## Problem
Restate the records below word for word.

★ ★ ★ ★

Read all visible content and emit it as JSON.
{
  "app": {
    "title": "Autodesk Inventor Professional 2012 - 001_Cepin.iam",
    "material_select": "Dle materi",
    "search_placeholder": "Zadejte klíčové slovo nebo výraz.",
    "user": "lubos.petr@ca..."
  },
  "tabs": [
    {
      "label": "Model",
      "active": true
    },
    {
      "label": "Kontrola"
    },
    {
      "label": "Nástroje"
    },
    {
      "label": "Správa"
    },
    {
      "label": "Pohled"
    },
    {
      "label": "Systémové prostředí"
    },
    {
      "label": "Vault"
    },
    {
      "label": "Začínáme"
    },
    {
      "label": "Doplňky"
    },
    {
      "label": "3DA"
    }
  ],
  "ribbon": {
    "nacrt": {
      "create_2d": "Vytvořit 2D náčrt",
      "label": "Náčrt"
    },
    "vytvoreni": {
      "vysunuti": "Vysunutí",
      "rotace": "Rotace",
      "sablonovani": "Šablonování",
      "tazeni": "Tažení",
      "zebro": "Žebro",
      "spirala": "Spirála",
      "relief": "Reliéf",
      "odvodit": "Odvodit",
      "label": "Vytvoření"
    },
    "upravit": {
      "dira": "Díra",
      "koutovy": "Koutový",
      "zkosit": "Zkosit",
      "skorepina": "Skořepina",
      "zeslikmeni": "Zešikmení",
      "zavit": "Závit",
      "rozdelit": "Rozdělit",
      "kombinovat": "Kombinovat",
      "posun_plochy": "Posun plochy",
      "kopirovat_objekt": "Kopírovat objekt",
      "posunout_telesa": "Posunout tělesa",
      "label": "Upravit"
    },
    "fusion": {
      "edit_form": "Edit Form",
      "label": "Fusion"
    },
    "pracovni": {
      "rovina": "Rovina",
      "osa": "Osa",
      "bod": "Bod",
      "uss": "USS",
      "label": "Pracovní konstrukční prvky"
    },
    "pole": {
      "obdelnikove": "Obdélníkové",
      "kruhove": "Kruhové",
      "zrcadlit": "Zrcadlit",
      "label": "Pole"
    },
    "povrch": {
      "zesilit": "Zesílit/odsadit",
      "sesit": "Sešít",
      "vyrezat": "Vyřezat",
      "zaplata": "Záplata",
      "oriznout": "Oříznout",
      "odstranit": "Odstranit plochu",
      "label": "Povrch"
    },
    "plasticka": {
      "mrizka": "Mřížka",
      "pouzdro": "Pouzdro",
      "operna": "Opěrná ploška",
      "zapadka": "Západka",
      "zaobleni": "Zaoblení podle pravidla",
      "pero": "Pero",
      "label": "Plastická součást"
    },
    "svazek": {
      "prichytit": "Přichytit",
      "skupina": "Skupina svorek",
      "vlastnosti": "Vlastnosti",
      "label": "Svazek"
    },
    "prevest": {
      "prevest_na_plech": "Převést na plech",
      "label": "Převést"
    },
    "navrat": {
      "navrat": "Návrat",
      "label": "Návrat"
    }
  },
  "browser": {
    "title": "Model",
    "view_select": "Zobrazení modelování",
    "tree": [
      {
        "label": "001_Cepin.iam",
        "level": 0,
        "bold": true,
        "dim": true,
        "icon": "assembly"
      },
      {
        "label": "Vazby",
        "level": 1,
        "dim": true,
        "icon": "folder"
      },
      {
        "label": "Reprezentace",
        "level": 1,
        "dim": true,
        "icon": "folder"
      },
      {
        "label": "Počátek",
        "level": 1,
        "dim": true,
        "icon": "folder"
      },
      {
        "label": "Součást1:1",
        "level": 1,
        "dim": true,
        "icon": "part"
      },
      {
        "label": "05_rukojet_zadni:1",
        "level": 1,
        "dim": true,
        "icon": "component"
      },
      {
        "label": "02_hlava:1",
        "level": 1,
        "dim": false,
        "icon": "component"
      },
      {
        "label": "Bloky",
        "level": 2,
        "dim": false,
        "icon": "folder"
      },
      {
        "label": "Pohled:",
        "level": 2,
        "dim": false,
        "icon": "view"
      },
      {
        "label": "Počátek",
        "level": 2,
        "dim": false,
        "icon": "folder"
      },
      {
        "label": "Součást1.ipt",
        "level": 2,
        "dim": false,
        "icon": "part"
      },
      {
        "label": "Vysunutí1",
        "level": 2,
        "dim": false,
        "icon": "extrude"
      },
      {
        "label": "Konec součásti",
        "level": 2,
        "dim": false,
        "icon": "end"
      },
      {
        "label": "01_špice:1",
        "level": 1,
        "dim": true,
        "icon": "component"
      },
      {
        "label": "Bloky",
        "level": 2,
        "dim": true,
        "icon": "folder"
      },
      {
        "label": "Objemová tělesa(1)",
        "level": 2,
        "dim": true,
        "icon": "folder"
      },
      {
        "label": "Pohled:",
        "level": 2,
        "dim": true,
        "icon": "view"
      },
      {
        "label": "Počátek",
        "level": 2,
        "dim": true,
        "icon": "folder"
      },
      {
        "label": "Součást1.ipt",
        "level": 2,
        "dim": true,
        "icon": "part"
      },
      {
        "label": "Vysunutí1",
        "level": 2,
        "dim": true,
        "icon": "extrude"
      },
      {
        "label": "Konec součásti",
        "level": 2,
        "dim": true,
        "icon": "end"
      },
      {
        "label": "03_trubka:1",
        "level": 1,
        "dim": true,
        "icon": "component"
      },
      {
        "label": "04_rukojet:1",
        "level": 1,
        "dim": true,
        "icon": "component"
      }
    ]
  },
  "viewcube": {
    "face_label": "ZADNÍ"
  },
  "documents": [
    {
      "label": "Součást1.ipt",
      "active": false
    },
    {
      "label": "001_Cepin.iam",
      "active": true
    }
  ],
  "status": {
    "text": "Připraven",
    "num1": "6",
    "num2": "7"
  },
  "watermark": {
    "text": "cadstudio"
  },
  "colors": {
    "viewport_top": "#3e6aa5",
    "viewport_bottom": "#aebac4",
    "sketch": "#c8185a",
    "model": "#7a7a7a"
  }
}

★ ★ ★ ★

## Written solution
Read all visible content and emit it as JSON.
{
  "app": {
    "title": "Autodesk Inventor Professional 2012 - 001_Cepin.iam",
    "material_select": "Dle materi",
    "search_placeholder": "Zadejte klíčové slovo nebo výraz.",
    "user": "lubos.petr@ca..."
  },
  "tabs": [
    {
      "label": "Model",
      "active": true
    },
    {
      "label": "Kontrola"
    },
    {
      "label": "Nástroje"
    },
    {
      "label": "Správa"
    },
    {
      "label": "Pohled"
    },
    {
      "label": "Systémové prostředí"
    },
    {
      "label": "Vault"
    },
    {
      "label": "Začínáme"
    },
    {
      "label": "Doplňky"
    },
    {
      "label": "3DA"
    }
  ],
  "ribbon": {
    "nacrt": {
      "create_2d": "Vytvořit 2D náčrt",
      "label": "Náčrt"
    },
    "vytvoreni": {
      "vysunuti": "Vysunutí",
      "rotace": "Rotace",
      "sablonovani": "Šablonování",
      "tazeni": "Tažení",
      "zebro": "Žebro",
      "spirala": "Spirála",
      "relief": "Reliéf",
      "odvodit": "Odvodit",
      "label": "Vytvoření"
    },
    "upravit": {
      "dira": "Díra",
      "koutovy": "Koutový",
      "zkosit": "Zkosit",
      "skorepina": "Skořepina",
      "zeslikmeni": "Zešikmení",
      "zavit": "Závit",
      "rozdelit": "Rozdělit",
      "kombinovat": "Kombinovat",
      "posun_plochy": "Posun plochy",
      "kopirovat_objekt": "Kopírovat objekt",
      "posunout_telesa": "Posunout tělesa",
      "label": "Upravit"
    },
    "fusion": {
      "edit_form": "Edit Form",
      "label": "Fusion"
    },
    "pracovni": {
      "rovina": "Rovina",
      "osa": "Osa",
      "bod": "Bod",
      "uss": "USS",
      "label": "Pracovní konstrukční prvky"
    },
    "pole": {
      "obdelnikove": "Obdélníkové",
      "kruhove": "Kruhové",
      "zrcadlit": "Zrcadlit",
      "label": "Pole"
    },
    "povrch": {
      "zesilit": "Zesílit/odsadit",
      "sesit": "Sešít",
      "vyrezat": "Vyřezat",
      "zaplata": "Záplata",
      "oriznout": "Oříznout",
      "odstranit": "Odstranit plochu",
      "label": "Povrch"
    },
    "plasticka": {
      "mrizka": "Mřížka",
      "pouzdro": "Pouzdro",
      "operna": "Opěrná ploška",
      "zapadka": "Západka",
      "zaobleni": "Zaoblení podle pravidla",
      "pero": "Pero",
      "label": "Plastická součást"
    },
    "svazek": {
      "prichytit": "Přichytit",
      "skupina": "Skupina svorek",
      "vlastnosti": "Vlastnosti",
      "label": "Svazek"
    },
    "prevest": {
      "prevest_na_plech": "Převést na plech",
      "label": "Převést"
    },
    "navrat": {
      "navrat": "Návrat",
      "label": "Návrat"
    }
  },
  "browser": {
    "title": "Model",
    "view_select": "Zobrazení modelování",
    "tree": [
      {
        "label": "001_Cepin.iam",
        "level": 0,
        "bold": true,
        "dim": true,
        "icon": "assembly"
      },
      {
        "label": "Vazby",
        "level": 1,
        "dim": true,
        "icon": "folder"
      },
      {
        "label": "Reprezentace",
        "level": 1,
        "dim": true,
        "icon": "folder"
      },
      {
        "label": "Počátek",
        "level": 1,
        "dim": true,
        "icon": "folder"
      },
      {
        "label": "Součást1:1",
        "level": 1,
        "dim": true,
        "icon": "part"
      },
      {
        "label": "05_rukojet_zadni:1",
        "level": 1,
        "dim": true,
        "icon": "component"
      },
      {
        "label": "02_hlava:1",
        "level": 1,
        "dim": false,
        "icon": "component"
      },
      {
        "label": "Bloky",
        "level": 2,
        "dim": false,
        "icon": "folder"
      },
      {
        "label": "Pohled:",
        "level": 2,
        "dim": false,
        "icon": "view"
      },
      {
        "label": "Počátek",
        "level": 2,
        "dim": false,
        "icon": "folder"
      },
      {
        "label": "Součást1.ipt",
        "level": 2,
        "dim": false,
        "icon": "part"
      },
      {
        "label": "Vysunutí1",
        "level": 2,
        "dim": false,
        "icon": "extrude"
      },
      {
        "label": "Konec součásti",
        "level": 2,
        "dim": false,
        "icon": "end"
      },
      {
        "label": "01_špice:1",
        "level": 1,
        "dim": true,
        "icon": "component"
      },
      {
        "label": "Bloky",
        "level": 2,
        "dim": true,
        "icon": "folder"
      },
      {
        "label": "Objemová tělesa(1)",
        "level": 2,
        "dim": true,
        "icon": "folder"
      },
      {
        "label": "Pohled:",
        "level": 2,
        "dim": true,
        "icon": "view"
      },
      {
        "label": "Počátek",
        "level": 2,
        "dim": true,
        "icon": "folder"
      },
      {
        "label": "Součást1.ipt",
        "level": 2,
        "dim": true,
        "icon": "part"
      },
      {
        "label": "Vysunutí1",
        "level": 2,
        "dim": true,
        "icon": "extrude"
      },
      {
        "label": "Konec součásti",
        "level": 2,
        "dim": true,
        "icon": "end"
      },
      {
        "label": "03_trubka:1",
        "level": 1,
        "dim": true,
        "icon": "component"
      },
      {
        "label": "04_rukojet:1",
        "level": 1,
        "dim": true,
        "icon": "component"
      }
    ]
  },
  "viewcube": {
    "face_label": "ZADNÍ"
  },
  "documents": [
    {
      "label": "Součást1.ipt",
      "active": false
    },
    {
      "label": "001_Cepin.iam",
      "active": true
    }
  ],
  "status": {
    "text": "Připraven",
    "num1": "6",
    "num2": "7"
  },
  "watermark": {
    "text": "cadstudio"
  },
  "colors": {
    "viewport_top": "#3e6aa5",
    "viewport_bottom": "#aebac4",
    "sketch": "#c8185a",
    "model": "#7a7a7a"
  }
}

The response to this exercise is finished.